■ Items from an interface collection
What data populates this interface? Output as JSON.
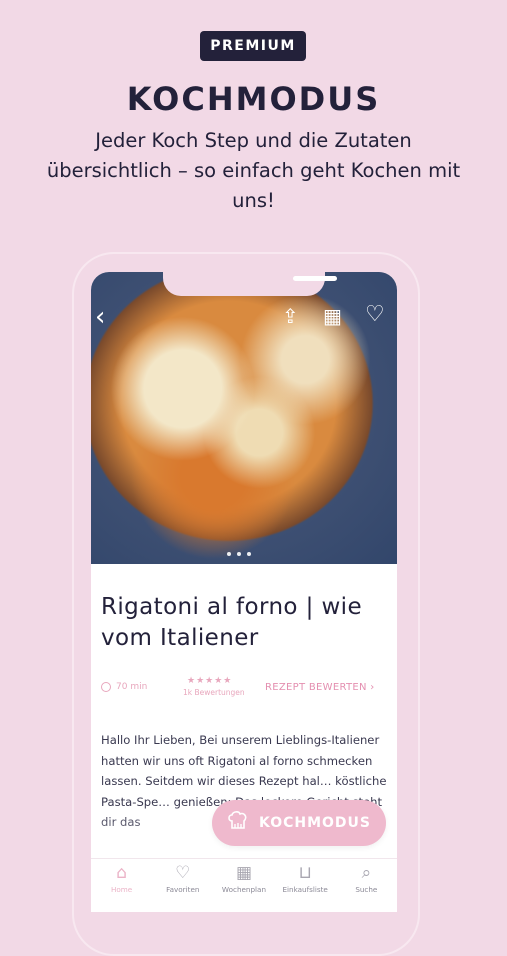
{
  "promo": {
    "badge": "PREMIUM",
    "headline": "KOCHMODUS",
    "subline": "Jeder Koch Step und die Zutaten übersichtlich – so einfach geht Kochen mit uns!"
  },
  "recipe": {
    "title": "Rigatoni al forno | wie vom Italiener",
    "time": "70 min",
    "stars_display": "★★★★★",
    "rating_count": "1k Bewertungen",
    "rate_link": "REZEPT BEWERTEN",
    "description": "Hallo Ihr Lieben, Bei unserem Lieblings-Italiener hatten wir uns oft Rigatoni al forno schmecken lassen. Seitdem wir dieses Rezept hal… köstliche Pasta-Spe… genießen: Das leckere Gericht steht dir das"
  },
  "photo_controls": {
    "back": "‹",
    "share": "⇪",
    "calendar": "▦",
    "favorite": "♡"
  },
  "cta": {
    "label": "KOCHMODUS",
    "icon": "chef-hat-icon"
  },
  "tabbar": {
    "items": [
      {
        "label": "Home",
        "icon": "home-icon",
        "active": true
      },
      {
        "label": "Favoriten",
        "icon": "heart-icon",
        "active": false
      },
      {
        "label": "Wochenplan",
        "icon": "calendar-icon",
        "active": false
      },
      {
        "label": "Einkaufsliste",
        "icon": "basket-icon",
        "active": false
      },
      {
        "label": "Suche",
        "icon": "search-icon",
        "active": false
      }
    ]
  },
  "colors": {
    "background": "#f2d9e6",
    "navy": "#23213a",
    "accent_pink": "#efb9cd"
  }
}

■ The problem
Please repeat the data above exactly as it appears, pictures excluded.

■ Exercise output
What data populates this interface? Output as JSON.
{
  "promo": {
    "badge": "PREMIUM",
    "headline": "KOCHMODUS",
    "subline": "Jeder Koch Step und die Zutaten übersichtlich – so einfach geht Kochen mit uns!"
  },
  "recipe": {
    "title": "Rigatoni al forno | wie vom Italiener",
    "time": "70 min",
    "stars_display": "★★★★★",
    "rating_count": "1k Bewertungen",
    "rate_link": "REZEPT BEWERTEN",
    "description": "Hallo Ihr Lieben, Bei unserem Lieblings-Italiener hatten wir uns oft Rigatoni al forno schmecken lassen. Seitdem wir dieses Rezept hal… köstliche Pasta-Spe… genießen: Das leckere Gericht steht dir das"
  },
  "photo_controls": {
    "back": "‹",
    "share": "⇪",
    "calendar": "▦",
    "favorite": "♡"
  },
  "cta": {
    "label": "KOCHMODUS",
    "icon": "chef-hat-icon"
  },
  "tabbar": {
    "items": [
      {
        "label": "Home",
        "icon": "home-icon",
        "active": true
      },
      {
        "label": "Favoriten",
        "icon": "heart-icon",
        "active": false
      },
      {
        "label": "Wochenplan",
        "icon": "calendar-icon",
        "active": false
      },
      {
        "label": "Einkaufsliste",
        "icon": "basket-icon",
        "active": false
      },
      {
        "label": "Suche",
        "icon": "search-icon",
        "active": false
      }
    ]
  },
  "colors": {
    "background": "#f2d9e6",
    "navy": "#23213a",
    "accent_pink": "#efb9cd"
  }
}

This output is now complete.